DN: Well, one of the things we discussed today as it relates to getting people on the record and doing depositions, this is something that we are anxious to do. So what we’re viewing Friday as is just trying to get the lay of the land. What is the administration, the IRS officials going to actually say on the record? What can we draw out? At that point, it would be imperative for us to go after and talk to these so-called low level employees, and their managements, which ultimately gets to the White House. So you know, this could involve, did this just stop at Geithner? Was this a Geithner-Axelrod plan? Or did this get all the way into the White House? We don’t know at this point. But the problem is that there is so much out there, that we don’t know.
HH: The idea that this might be a Geithner-Axelrod plan, and by that, the sort of intimation, Henry II style, will no one rid me of this turbulent priest, will no one rid me of these turbulent Tea Parties, that might have just been a hint, a shift of an eyebrow, a change in the tone of voice. That’s going to take a long time to get to. I don’t trust the Department of Justice on this. Do you, Congressman Nunes?
DN: No, I absolutely do not, especially after this wiretapping incident, essentially, of the House of Representative. I don’t think people are focusing on the right thing when they talk about going after the AP reporters. The big problem that I see is that they actually tapped right where I’m sitting right now, the Cloak Room.
HH: Wait a minute, this is news to me.
DN: The Cloak Room in the House of Representatives.
HH: I have no idea what you’re talking about.
DN: So when they went after the AP reporters, right? Went after all of their phone records, they went after the phone records, including right up here in the House Gallery, right up from where I’m sitting right now. So you have a real separation of powers issue that did this really rise to the level that you would have to get phone records that would, that would most likely include members of Congress, because as you know…

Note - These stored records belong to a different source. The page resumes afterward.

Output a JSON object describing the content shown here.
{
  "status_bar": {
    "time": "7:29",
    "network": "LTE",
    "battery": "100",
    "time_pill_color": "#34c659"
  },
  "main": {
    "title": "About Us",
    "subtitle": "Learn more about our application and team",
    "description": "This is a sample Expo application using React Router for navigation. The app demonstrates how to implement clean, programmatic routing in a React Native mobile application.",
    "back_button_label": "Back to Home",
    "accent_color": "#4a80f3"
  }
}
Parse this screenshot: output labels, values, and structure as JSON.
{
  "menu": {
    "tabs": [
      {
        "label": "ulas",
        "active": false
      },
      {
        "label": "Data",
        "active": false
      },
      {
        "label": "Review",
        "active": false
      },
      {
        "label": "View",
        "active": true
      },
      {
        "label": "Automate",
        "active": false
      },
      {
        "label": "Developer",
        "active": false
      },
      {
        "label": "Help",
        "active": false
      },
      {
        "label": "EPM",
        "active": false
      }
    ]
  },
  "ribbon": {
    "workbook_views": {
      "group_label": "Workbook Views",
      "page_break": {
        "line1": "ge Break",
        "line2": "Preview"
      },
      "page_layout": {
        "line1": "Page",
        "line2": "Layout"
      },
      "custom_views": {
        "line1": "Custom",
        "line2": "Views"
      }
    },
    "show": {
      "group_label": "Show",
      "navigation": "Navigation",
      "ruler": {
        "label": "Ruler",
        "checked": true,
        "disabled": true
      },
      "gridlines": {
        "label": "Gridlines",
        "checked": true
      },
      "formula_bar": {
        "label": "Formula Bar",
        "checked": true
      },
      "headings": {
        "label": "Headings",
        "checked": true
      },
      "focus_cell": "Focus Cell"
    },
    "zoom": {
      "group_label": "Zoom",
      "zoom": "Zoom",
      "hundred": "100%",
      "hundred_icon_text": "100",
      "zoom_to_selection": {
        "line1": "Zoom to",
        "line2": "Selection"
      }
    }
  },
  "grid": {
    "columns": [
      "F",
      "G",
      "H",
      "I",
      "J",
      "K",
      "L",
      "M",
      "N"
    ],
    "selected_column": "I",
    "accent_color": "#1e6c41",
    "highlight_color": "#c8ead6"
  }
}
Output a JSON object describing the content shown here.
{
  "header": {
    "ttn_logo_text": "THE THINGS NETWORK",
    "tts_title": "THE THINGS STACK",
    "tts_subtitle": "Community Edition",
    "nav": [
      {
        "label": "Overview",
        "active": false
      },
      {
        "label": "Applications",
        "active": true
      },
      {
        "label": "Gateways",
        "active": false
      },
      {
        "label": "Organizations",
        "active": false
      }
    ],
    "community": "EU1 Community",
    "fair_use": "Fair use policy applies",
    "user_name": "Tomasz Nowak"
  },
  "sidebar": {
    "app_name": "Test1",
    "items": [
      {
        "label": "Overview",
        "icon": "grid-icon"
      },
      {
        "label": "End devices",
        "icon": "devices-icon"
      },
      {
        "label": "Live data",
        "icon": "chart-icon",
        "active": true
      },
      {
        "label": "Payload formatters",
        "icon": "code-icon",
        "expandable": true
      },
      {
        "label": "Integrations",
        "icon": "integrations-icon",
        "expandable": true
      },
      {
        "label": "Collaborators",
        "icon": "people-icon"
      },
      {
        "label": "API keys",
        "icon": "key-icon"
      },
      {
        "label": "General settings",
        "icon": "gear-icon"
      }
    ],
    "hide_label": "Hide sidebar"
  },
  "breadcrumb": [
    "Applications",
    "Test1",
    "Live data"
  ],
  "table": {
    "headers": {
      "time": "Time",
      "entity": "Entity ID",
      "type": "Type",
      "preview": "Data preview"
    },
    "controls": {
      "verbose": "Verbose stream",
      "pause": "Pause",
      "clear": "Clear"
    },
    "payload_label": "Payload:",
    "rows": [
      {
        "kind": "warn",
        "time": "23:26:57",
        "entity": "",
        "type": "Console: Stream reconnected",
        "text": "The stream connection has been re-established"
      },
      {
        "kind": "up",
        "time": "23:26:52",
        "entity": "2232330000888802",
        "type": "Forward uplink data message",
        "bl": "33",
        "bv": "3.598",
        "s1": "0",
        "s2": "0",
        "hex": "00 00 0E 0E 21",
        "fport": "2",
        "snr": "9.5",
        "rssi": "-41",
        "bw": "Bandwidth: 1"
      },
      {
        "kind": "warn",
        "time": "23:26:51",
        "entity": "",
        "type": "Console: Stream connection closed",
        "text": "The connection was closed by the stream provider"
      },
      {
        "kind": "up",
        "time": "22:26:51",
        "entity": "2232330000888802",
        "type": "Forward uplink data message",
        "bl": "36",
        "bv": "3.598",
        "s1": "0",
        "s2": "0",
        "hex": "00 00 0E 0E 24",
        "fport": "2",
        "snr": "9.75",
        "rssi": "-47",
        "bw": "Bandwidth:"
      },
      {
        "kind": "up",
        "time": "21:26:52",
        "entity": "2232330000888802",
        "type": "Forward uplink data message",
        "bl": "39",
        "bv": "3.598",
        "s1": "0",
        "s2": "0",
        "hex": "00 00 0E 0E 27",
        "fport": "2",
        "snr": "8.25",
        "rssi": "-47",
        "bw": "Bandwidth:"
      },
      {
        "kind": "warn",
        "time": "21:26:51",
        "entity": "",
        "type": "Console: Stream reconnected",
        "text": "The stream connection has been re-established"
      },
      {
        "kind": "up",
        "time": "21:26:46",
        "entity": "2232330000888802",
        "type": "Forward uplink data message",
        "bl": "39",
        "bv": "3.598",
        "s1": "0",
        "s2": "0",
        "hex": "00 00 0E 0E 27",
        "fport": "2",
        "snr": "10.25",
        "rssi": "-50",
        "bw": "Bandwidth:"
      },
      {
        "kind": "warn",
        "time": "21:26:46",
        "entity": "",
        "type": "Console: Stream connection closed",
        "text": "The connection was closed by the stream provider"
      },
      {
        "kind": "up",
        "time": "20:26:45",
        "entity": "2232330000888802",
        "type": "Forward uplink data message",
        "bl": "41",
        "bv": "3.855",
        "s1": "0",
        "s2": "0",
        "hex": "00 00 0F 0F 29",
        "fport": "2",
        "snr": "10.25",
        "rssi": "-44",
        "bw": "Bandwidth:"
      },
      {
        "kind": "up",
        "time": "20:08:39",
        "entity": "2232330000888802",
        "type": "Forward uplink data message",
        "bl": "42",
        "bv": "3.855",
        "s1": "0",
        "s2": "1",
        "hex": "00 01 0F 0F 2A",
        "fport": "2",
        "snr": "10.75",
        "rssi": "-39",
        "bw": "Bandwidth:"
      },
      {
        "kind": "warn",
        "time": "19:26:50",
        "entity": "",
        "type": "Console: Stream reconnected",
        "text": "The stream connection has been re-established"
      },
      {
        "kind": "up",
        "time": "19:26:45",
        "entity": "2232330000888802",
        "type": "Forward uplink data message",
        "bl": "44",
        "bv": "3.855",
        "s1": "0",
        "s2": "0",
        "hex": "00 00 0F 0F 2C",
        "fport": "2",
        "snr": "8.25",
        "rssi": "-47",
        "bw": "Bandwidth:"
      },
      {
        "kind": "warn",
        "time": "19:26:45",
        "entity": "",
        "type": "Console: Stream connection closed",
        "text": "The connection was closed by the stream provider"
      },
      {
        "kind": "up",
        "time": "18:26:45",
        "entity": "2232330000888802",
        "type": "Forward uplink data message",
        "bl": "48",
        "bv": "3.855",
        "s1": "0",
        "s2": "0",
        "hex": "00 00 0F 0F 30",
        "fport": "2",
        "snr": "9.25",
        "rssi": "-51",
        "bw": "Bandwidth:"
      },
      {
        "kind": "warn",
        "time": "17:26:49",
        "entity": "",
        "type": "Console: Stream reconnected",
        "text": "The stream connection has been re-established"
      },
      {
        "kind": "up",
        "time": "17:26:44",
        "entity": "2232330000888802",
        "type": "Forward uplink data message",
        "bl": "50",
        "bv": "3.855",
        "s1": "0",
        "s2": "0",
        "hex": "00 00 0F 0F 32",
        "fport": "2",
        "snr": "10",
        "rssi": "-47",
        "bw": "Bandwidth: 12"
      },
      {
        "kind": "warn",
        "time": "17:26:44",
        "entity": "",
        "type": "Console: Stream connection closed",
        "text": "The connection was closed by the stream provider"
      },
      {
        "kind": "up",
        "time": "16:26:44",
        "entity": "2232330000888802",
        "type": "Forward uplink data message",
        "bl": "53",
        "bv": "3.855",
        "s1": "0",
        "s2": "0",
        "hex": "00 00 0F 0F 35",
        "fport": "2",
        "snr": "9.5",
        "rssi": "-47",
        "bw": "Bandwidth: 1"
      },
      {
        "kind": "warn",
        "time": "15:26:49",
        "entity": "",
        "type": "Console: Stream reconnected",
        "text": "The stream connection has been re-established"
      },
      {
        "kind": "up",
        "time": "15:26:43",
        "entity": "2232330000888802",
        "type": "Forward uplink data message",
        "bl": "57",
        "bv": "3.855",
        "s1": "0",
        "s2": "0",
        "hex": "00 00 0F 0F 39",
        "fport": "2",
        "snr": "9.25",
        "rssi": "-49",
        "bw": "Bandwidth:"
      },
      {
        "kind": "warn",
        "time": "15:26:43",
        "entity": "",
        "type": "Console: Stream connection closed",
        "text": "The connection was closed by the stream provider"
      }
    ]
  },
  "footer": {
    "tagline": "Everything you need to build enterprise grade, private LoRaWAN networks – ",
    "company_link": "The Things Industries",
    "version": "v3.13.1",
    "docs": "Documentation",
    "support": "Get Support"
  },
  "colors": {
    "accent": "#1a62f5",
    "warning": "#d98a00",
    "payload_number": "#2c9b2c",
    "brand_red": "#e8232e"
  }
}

DN: …members of Congress talk to the press all the time.
HH: I did not know that, and that is a stunner.
DN: Now that is a separation of powers issue here, Hugh.
DN: And it’s a freedom of press issue. And now you’ve got the IRS going after people. So these things are starting to cascade one upon the other, and you have the White House pretending like they’re in the clouds like it’s not their issue somehow.
HH: Are you going so set aside a lot of time for hearings this summer? Is this a replay of the summer of 1973, Congressman Nunes, when we can turn on and expect a C-SPAN hearing to be on and to want to watch it?
DN: Well, I can assure you that I wasn’t around in 1973, Hugh.
HH: Oh, sure, play that card.
DN: I was born in 1973.
HH: Sure, play that card, why don’t you, Congressman Nunes. Make me feel old. I’m 57. I remember it well. But I was in high school. But I hope you do it again. That’s what we need.
DN: Well, my mother claims that that’s why I went into politics, because the whole time she was pregnant, that’s all she watched.
HH: Oh, that’s just brutal. We’re not ever having you back. Congressman Devin Nunes from California’s 22nd Congressional district, thank you, Congressman. Good luck. Just block off July and August, and bring in the C-SPAN cameras.
End of interview.